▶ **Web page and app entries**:
────────

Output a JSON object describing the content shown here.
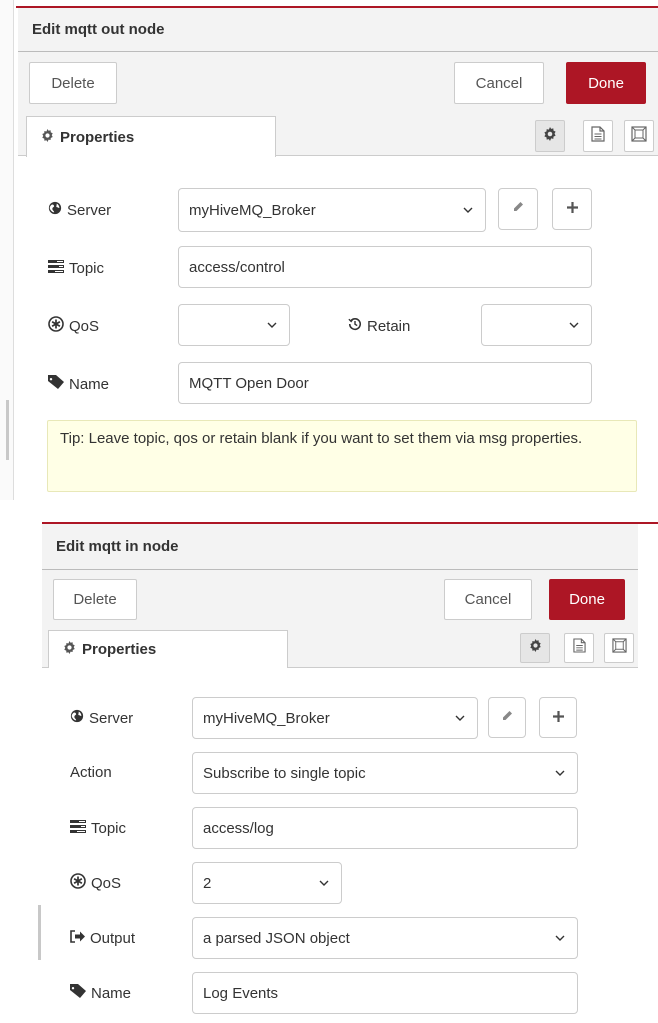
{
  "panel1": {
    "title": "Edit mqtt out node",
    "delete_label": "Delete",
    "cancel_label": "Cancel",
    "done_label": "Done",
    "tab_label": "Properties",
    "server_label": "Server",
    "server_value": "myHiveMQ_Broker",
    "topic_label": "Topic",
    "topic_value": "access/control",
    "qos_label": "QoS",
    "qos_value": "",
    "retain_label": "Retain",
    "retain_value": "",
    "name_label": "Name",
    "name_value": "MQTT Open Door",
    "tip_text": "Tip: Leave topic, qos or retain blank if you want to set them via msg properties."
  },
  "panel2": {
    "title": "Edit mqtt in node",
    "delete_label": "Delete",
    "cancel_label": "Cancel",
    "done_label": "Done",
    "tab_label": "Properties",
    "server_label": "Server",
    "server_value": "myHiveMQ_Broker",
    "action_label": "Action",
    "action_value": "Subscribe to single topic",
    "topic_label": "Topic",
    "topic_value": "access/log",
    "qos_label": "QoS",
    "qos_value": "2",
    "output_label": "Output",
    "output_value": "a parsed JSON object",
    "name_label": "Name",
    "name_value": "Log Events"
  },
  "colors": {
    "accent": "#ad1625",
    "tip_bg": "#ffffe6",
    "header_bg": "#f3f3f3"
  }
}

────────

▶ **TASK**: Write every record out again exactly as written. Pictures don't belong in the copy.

▶ **RESULT BELOW**:
Output a JSON object describing the content shown here.
{
  "panel1": {
    "title": "Edit mqtt out node",
    "delete_label": "Delete",
    "cancel_label": "Cancel",
    "done_label": "Done",
    "tab_label": "Properties",
    "server_label": "Server",
    "server_value": "myHiveMQ_Broker",
    "topic_label": "Topic",
    "topic_value": "access/control",
    "qos_label": "QoS",
    "qos_value": "",
    "retain_label": "Retain",
    "retain_value": "",
    "name_label": "Name",
    "name_value": "MQTT Open Door",
    "tip_text": "Tip: Leave topic, qos or retain blank if you want to set them via msg properties."
  },
  "panel2": {
    "title": "Edit mqtt in node",
    "delete_label": "Delete",
    "cancel_label": "Cancel",
    "done_label": "Done",
    "tab_label": "Properties",
    "server_label": "Server",
    "server_value": "myHiveMQ_Broker",
    "action_label": "Action",
    "action_value": "Subscribe to single topic",
    "topic_label": "Topic",
    "topic_value": "access/log",
    "qos_label": "QoS",
    "qos_value": "2",
    "output_label": "Output",
    "output_value": "a parsed JSON object",
    "name_label": "Name",
    "name_value": "Log Events"
  },
  "colors": {
    "accent": "#ad1625",
    "tip_bg": "#ffffe6",
    "header_bg": "#f3f3f3"
  }
}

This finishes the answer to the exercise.